The group, which performed in that country in 2014 and 2017, will host the concert at the Namib Primary School Hall in Swakopmund on September 1.
The group will leave the country on April 26 and is expected to entertain fans in Munich, Frankfurt, Solingen, Wilhelmshaven, Hermannsburg, Bremen, Delmenhorst, Hanover, Döbeln and Duderstadt. A portion of the proceeds from these dates will go to poor people in the group's community.
African Vocals member Joel Nambuli told Music In Africa that the event would be supported by other Namibian musicians.
“We are more than grateful for the support of other artists,“ he said. ”It shows what can be reached by cooperation and unity. The fundraiser will be supported by top singer Elemotho and marimba group Mondesa Youth Opportunities, which is a charity project.
“Another guest group is the oldest male choir in the country, Swakopmund Man’s Choir. Our special guest is well-known artist Elemotho, who is very committed in supporting young artists, youth development and showcasing our national heritage.”
Nambuli said the fundraising event would also reflect on the sacrifices made by local artists in supporting the group.
“The concert says a lot about loyalty between artists and about their commitment to music. There is no support at all from the government, except sponsorship by Air Namibia as a state airline for the previous tours to Germany. All planning, organisation and implementation is done by private initiatives.”
Elemotho said he felt honoured to be part of the concert. “I have always been a big advocate for youth development and cultural heritage,” he said. “I also feel that at my age and with my experience it is an important thing both for cultural decentralisation to help African Vocals who are based in Swakopmund and not in the capital Windhoek.”
Elemotho, who has toured US and Europe on several occasions, said it was important for the ensemble to travel internationally.

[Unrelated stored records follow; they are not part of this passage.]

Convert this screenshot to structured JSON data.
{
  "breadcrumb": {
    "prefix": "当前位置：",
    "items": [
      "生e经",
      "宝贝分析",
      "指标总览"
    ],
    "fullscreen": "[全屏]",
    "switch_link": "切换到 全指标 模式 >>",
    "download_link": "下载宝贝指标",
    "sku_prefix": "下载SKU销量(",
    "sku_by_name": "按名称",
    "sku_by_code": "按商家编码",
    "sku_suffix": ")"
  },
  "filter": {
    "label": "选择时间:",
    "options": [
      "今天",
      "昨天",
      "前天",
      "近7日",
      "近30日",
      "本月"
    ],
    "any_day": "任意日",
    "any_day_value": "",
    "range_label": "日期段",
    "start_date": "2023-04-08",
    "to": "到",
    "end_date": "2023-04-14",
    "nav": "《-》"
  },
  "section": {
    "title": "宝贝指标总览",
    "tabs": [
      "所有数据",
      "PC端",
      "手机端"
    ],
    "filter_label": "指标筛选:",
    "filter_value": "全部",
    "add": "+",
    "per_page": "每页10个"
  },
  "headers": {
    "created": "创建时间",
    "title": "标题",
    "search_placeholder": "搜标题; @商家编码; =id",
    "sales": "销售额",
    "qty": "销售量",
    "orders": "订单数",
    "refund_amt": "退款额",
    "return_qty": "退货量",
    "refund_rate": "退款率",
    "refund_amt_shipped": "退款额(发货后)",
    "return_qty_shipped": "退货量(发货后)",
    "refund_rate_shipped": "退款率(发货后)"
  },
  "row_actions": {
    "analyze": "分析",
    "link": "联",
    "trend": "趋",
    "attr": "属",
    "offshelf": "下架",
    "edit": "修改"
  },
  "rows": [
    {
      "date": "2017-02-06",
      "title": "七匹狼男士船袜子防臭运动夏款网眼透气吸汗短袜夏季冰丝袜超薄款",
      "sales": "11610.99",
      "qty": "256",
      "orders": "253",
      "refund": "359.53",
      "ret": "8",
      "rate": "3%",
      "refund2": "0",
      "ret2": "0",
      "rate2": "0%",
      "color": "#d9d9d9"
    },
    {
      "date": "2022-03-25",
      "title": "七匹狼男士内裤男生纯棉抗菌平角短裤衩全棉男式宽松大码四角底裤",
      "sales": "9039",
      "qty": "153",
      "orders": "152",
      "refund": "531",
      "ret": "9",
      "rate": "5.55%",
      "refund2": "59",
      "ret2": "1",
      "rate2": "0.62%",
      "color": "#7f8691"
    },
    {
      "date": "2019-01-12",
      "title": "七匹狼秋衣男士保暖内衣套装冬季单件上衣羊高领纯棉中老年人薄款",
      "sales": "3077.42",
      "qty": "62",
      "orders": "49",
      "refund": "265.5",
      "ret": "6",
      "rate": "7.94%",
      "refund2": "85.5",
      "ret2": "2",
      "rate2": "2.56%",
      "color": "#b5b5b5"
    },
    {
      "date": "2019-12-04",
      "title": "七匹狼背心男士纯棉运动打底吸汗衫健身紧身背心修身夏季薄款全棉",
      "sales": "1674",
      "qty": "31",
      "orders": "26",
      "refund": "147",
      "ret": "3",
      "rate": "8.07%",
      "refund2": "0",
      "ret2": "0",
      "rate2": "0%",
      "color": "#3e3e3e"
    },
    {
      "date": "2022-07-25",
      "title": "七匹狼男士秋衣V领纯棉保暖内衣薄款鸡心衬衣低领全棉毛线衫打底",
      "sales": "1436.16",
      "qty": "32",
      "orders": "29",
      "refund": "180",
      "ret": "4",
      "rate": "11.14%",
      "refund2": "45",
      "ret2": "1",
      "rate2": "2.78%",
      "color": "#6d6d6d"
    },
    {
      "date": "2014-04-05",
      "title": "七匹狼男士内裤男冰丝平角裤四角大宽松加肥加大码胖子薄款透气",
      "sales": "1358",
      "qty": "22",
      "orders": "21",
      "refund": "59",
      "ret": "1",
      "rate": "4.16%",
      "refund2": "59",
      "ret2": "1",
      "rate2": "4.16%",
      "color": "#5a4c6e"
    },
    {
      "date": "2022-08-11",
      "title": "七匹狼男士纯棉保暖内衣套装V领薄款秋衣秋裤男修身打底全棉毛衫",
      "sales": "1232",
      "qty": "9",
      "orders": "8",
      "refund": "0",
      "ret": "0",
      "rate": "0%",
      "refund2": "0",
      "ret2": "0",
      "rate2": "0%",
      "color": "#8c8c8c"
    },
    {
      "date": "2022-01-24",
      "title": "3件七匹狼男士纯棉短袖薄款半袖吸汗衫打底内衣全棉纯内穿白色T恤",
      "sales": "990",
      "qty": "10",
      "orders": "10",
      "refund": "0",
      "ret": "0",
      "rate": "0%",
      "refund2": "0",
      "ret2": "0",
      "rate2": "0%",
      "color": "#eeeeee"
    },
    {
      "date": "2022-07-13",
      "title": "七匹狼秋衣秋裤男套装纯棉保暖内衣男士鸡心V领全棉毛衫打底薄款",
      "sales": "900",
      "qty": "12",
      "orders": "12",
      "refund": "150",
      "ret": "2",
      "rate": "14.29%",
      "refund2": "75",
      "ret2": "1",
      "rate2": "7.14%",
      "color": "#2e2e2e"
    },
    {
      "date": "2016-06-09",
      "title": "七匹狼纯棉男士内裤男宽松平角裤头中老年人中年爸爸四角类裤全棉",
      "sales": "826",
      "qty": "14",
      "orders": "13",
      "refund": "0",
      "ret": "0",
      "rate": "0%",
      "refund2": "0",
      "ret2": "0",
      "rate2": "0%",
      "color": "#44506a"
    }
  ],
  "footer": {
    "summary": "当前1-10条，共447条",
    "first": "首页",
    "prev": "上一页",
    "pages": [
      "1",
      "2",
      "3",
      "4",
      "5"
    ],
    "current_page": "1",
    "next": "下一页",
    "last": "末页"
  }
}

“African Vocals approached me personally and they asked if I could be of assistance in their fundraising concert as a respected international and local artist. I love their traditional choral melodies. I think that is why they are beginning to find success in Germany. I'm glad if I can assist in any way because pulling off a successful tour is financially difficult.”
Asked how the tours helped shape his career of more than 20 years, Elemotho said: “I'm able to perform continuously in countries such as Spain, Germany and Austria and a few other European cities and towns because of the work I have done before. Being a touring musician is a necessity to staying relevant and making a living in the music industry.”
Nambuli said African Vocals would use the tour as an opportunity to put Namibia on the map and channel proceeds to underprivileged community members.
“Germany can expect African Vocals as ambassadors for Namibia and representatives of authentic Namibian culture, music and tradition. We also want to show a positive image of Africa, full of love for life, diversity and energy.
”The group wants to be a role model for kids and young people from disadvantaged backgrounds in Namibia. That is why a share of the tours income will go to charity projects in Mondesa, a township in Swakopmund,” Nambuli said.
African Vocals was founded in 2012 and comprises 10 members aged between 21 and 28 years. The ensemble also employs percussion.
© Music in Africa